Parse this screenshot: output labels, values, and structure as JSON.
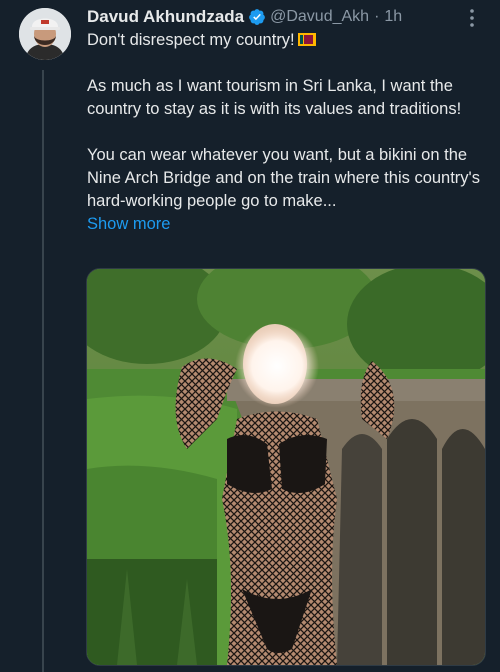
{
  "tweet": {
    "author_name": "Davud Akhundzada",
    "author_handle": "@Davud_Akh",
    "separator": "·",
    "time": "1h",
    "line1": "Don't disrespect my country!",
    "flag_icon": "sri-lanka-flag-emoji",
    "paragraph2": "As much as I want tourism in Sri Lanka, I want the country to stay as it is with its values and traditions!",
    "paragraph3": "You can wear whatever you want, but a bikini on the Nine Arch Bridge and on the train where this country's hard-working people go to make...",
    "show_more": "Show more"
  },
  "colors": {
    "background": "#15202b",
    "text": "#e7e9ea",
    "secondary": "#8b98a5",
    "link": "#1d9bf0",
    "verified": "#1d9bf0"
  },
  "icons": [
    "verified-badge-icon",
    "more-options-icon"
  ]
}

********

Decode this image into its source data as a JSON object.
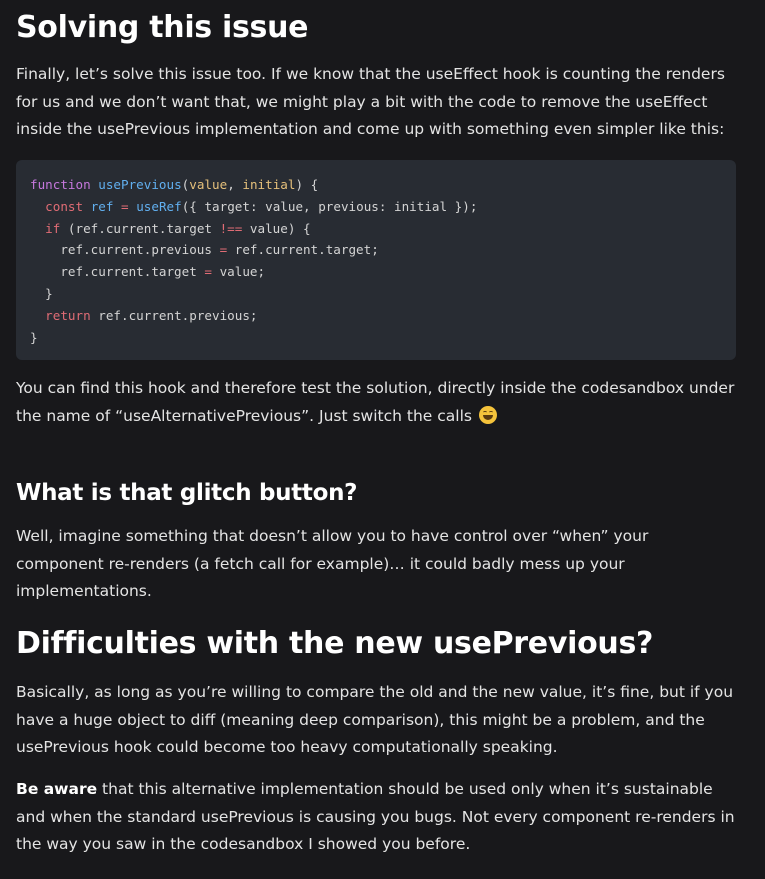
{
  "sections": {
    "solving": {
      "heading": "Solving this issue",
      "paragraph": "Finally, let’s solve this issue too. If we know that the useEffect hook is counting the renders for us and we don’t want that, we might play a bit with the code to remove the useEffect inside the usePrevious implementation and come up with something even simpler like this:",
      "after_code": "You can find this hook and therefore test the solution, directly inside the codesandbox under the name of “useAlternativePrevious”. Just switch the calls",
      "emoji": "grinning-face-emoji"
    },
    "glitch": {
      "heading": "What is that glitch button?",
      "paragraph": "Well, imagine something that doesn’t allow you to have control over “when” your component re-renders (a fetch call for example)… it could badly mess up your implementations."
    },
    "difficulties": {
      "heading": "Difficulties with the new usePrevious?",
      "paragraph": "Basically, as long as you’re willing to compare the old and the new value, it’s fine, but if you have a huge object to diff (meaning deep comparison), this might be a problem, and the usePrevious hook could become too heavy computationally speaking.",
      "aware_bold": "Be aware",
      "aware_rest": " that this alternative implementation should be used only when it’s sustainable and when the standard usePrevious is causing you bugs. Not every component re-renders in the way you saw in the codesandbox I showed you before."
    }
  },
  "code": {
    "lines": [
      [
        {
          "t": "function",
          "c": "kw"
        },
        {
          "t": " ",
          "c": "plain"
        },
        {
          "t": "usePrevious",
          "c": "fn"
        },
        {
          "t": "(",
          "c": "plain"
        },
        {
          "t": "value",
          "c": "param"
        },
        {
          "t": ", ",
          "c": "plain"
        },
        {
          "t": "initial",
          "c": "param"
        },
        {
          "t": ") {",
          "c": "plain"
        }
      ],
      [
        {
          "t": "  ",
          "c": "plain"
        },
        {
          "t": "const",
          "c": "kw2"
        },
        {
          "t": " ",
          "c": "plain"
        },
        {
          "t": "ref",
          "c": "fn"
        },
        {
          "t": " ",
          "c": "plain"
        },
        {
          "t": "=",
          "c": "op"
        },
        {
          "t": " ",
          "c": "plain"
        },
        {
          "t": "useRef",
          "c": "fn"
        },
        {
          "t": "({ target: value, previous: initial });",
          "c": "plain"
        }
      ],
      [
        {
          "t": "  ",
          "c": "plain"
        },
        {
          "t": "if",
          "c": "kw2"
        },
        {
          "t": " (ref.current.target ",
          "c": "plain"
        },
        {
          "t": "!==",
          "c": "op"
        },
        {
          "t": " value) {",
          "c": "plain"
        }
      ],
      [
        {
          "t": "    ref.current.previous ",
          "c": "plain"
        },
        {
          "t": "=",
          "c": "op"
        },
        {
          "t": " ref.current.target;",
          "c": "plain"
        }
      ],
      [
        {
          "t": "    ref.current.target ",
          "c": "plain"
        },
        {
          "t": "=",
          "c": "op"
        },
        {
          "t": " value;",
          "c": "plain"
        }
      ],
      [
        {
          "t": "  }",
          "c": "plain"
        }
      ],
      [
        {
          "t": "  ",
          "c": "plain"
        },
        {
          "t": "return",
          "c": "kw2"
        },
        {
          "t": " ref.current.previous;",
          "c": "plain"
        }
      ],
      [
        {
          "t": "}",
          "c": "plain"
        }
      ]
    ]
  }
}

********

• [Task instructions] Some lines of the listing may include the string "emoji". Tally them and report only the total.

• [Answer to this task] 2